Report on the Veneration of "La Sainte Couronne d'Epines" at Notre Dame
As I had planned, I did attend the Veneration of the Crown of Thorns at Notre Dame Cathedral in Paris last Friday. I rode the free Metro from the station near our apartment to Bastille on Line 8 and transferred to Line 1 for Hotel de Ville. Walking across that parvis, I crossed over the Seine to the Ile de la Cite! I was so happy to see the facade of that great church, with all the crowds gathered in front of it, and the queue for entry moved quickly. I was a little late and came into the service about 10 minutes after it started. Lots of walking up and down stairs transferring from line 8 to line 1 in that Bastille station!
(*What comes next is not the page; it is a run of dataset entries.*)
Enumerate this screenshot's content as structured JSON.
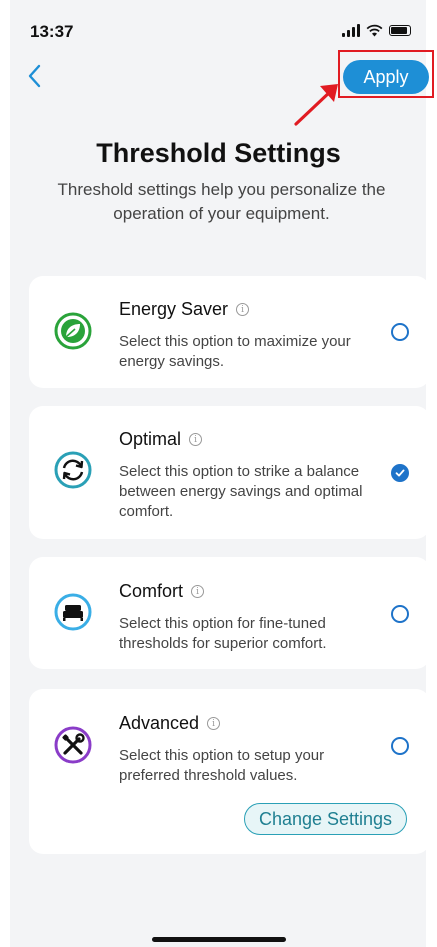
{
  "status_bar": {
    "time": "13:37"
  },
  "header": {
    "apply_label": "Apply"
  },
  "page": {
    "title": "Threshold Settings",
    "subtitle": "Threshold settings help you personalize the operation of your equipment."
  },
  "options": [
    {
      "title": "Energy Saver",
      "description": "Select this option to maximize your energy savings.",
      "selected": false,
      "icon": "leaf-icon",
      "color": "#2aa33a"
    },
    {
      "title": "Optimal",
      "description": "Select this option to strike a balance between energy savings and optimal comfort.",
      "selected": true,
      "icon": "cycle-arrows-icon",
      "color": "#2aa0b6"
    },
    {
      "title": "Comfort",
      "description": "Select this option for fine-tuned thresholds for superior comfort.",
      "selected": false,
      "icon": "bed-icon",
      "color": "#3aaee6"
    },
    {
      "title": "Advanced",
      "description": "Select this option to setup your preferred threshold values.",
      "selected": false,
      "icon": "tools-icon",
      "color": "#8a3cc8"
    }
  ],
  "advanced": {
    "change_settings_label": "Change Settings"
  },
  "colors": {
    "accent": "#1e8fd6",
    "radio": "#1e73c9",
    "annotation": "#e11b22"
  }
}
The Chevaliers du Saint Sepulcre a Notre Dame de Terre sainte served as ushers for the service while the organist and a cantor led the congregation in psalms and hymns. The gentlemen of the order were resplendent in long white capes and white gloves, while the ladies wore long black capes and gorgeous black lace mantillas. They were quite busy seating latecomers like me and shooing away tourists and photographers. Between the hymns and psalms, which included Bishop Fortunatus' Vexilla Regis and the Ave Regina Caelorum, a priest gave reflections on the theme "Tout est accompli"--It is finished, one of Jesus' Seven Words from the Cross.
Other ladies carried baskets with prayer cards. Eventually, the section I was seated in joined the procession for veneration. Many in the congregation left immediately after veneration, but I stayed through the end, when the Crown was carried in procession out of the nave. The Chevalier who served as thurifer perfumed the air down the aisle with huge swings of incense. It was a very moving and solemn service.
UPDATE: When we attended Sunday Mass at St. Eugene-Ste. Cecile, the pastor read the announcements after Mass. He mentioned a special procession of the Crown of Thorns from Notre Dame to Sainte Chapelle, which King St. Louis had built as the reliquary for the relic. Sainte Chapelle is sadly now just a beautiful shell of a tourist attraction. Mass is not celebrated there; nor is the Holy Sacrament present. It is gorgeous, of course. Here is a report from Reuters about the procession--you can see the Chevaliers du Saint Sepulcre guarding the Crown on the Altar at Notre Dame in the first video. In the second video, you can see St. Louis' holy chapel used for its true purpose: the Worship of God in the Holy Sacrifice of the Mass. Splendid history!